I came to Japan for a number of reasons. I wanted to learn more about the effects of nuclear weapons, experience Japanese culture (which I’ve always had an interest in), and show support for an obviously worthy cause. Coming from a small town, I’d never seen much of social movements and protests until I’d moved to Boston for college. So I thought I’d push myself even farther outside of my comfort zone and participate in my first protest in a foreign country, too.
I think actually coming to Japan gave me a different type of knowledge than a book would. I didn’t just learn facts about the Bikini Atoll incident, but I also heard the sad story of the family of one of the victims. I didn’t just learn about the surprising amount of US military bases in Japan, but I also learned about how those bases affected the lives of citizens that I met and how they felt about it.
It allowed me to see things from the perspective outside the United States, which I was a bit blind to before. I would often see news about President Donald Trump and American current events on Japanese news, which shocked me. We would almost never see any news about Japan’s Prime Minister in American news. I think sometimes in America we forget quite how influential we are in the world. Everyone else seems so far away, and it’s easy to forget about how we affect the world when our everyday lives are not as affected by world issues– things like war rarely come to our soil. When I learned that much of Japan’s food supply was poisoned from radiation during the Bikini incident (and there was no apology), for example, I really couldn’t comprehend that. Things like that don’t happen in the U.S.
As I continued marching and learning more, my thoughts kept coming back to how inadequate my knowledge of all this was, especially as a citizen of one of the aforementioned most influential countries in the world. In history class, we learned that America bombed Hiroshima and Nagasaki, the year it happened, and what number of people died. And we memorized that for the test so we could get a good grade. There was no emotion or compassion attached to it. During the march I constantly thought about how these types of real-life experiences I was having should be a part of our required education. You don’t just learn facts; your ways of thinking about people are changed, and the knowledge is put into a real context right in front of you. Japan is no longer just some far away foreign country to me.
I think that often people think of a foreign country as its government or its military. That kind of thinking is what makes it easier to destroy entire cities and wage war in the name of some ideal (or some interests). But we can’t think of a country as some distant entity that is only how its government represents it. Countries are made up of people just like your neighbors, your co-workers, or your family. Without realizing it, I had been thinking of Japan in the former way. But by actually meeting these wonderfully kind people, eating with them, walking with them, and staying in their houses, I made real friends. I don’t think it would be possible to kill so many people when you actually think of them as humans just like your own country’s citizens, or even friends.

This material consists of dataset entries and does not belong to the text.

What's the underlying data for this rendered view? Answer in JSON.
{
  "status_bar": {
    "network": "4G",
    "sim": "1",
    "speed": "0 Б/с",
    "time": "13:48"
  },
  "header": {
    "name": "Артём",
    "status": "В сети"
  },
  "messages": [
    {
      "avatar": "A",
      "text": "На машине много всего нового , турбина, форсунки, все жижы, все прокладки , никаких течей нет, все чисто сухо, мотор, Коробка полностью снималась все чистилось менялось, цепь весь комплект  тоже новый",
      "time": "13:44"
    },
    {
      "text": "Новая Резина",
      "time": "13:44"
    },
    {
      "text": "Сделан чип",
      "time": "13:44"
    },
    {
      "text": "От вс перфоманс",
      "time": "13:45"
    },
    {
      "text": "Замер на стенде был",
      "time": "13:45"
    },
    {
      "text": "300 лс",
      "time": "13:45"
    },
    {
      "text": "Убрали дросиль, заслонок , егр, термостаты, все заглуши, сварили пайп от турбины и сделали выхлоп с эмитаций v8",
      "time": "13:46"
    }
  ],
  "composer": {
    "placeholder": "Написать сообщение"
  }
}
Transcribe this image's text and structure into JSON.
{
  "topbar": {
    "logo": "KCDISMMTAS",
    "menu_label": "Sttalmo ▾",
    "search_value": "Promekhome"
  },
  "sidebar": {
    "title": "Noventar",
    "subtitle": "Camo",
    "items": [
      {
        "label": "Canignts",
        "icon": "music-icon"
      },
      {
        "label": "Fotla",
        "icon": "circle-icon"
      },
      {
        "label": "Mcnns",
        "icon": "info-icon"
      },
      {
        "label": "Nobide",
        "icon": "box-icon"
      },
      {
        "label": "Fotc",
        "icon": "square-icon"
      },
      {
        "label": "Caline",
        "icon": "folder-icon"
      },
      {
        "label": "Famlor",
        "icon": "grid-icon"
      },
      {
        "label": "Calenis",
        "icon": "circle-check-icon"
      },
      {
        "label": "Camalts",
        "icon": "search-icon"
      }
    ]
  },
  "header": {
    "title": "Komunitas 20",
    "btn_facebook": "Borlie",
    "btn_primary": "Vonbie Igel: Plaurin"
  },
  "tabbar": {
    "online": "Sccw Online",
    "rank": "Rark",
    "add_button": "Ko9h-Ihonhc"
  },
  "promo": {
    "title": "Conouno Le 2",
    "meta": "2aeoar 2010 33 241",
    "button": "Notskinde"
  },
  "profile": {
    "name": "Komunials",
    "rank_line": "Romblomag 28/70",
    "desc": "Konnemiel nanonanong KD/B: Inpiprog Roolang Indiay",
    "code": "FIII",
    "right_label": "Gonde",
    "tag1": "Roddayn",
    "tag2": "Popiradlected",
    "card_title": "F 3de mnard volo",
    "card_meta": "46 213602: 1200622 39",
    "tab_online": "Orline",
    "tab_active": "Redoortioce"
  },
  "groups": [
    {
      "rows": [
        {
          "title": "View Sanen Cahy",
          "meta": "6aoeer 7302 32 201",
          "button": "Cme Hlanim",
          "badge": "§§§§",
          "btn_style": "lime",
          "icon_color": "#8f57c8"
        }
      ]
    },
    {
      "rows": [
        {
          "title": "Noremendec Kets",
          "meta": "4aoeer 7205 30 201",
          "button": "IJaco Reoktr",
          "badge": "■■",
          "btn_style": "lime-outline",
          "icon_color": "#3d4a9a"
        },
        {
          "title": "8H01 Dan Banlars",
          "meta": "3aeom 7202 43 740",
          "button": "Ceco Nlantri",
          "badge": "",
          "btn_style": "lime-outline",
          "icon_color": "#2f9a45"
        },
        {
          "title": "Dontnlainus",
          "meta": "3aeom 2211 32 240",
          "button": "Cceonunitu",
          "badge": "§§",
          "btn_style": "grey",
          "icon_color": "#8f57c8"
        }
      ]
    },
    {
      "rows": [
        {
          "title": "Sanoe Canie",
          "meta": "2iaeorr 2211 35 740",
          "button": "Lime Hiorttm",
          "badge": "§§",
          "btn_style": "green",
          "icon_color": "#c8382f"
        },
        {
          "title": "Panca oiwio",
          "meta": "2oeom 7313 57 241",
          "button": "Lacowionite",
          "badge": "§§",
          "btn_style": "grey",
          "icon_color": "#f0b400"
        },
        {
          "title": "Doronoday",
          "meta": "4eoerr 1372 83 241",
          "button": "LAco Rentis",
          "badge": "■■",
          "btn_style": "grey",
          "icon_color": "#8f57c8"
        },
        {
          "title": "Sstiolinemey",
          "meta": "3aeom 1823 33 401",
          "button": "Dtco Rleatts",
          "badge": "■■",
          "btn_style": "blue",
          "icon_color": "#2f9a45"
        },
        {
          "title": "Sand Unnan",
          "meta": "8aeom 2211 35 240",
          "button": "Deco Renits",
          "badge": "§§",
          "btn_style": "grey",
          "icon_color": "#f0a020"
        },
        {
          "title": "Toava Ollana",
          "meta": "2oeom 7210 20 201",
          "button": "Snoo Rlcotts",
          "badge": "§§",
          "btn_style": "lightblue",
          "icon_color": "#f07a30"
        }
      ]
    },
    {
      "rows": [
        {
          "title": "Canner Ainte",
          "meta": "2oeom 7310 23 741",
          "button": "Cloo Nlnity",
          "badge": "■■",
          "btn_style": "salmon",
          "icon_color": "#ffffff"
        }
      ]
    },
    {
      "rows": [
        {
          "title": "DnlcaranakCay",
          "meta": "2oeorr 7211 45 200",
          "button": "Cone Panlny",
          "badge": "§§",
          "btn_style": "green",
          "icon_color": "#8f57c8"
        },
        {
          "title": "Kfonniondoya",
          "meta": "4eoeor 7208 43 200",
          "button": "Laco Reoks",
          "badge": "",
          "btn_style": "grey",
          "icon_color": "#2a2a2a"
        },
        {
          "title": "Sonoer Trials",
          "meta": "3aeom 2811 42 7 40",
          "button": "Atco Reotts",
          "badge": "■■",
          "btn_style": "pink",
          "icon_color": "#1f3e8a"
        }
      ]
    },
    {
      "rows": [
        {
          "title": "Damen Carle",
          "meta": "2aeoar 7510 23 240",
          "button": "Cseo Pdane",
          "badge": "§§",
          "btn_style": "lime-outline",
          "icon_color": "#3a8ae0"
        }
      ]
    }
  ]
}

Having the power to demolish an entire city of people at the press of a button coupled with this removed mindset I described is a dangerous combination that can lead to horrible atrocities we could never commit in person. It is essential that we change both the mindset and the tools that realize this inhumane evil. We must get rid of these awful weapons and also, critically, we must make real efforts to understand each other through cultural exchange and meeting in person. Moving out of our comfort zones to another culture may be frightening, but the future as it stands looks a lot more frightening.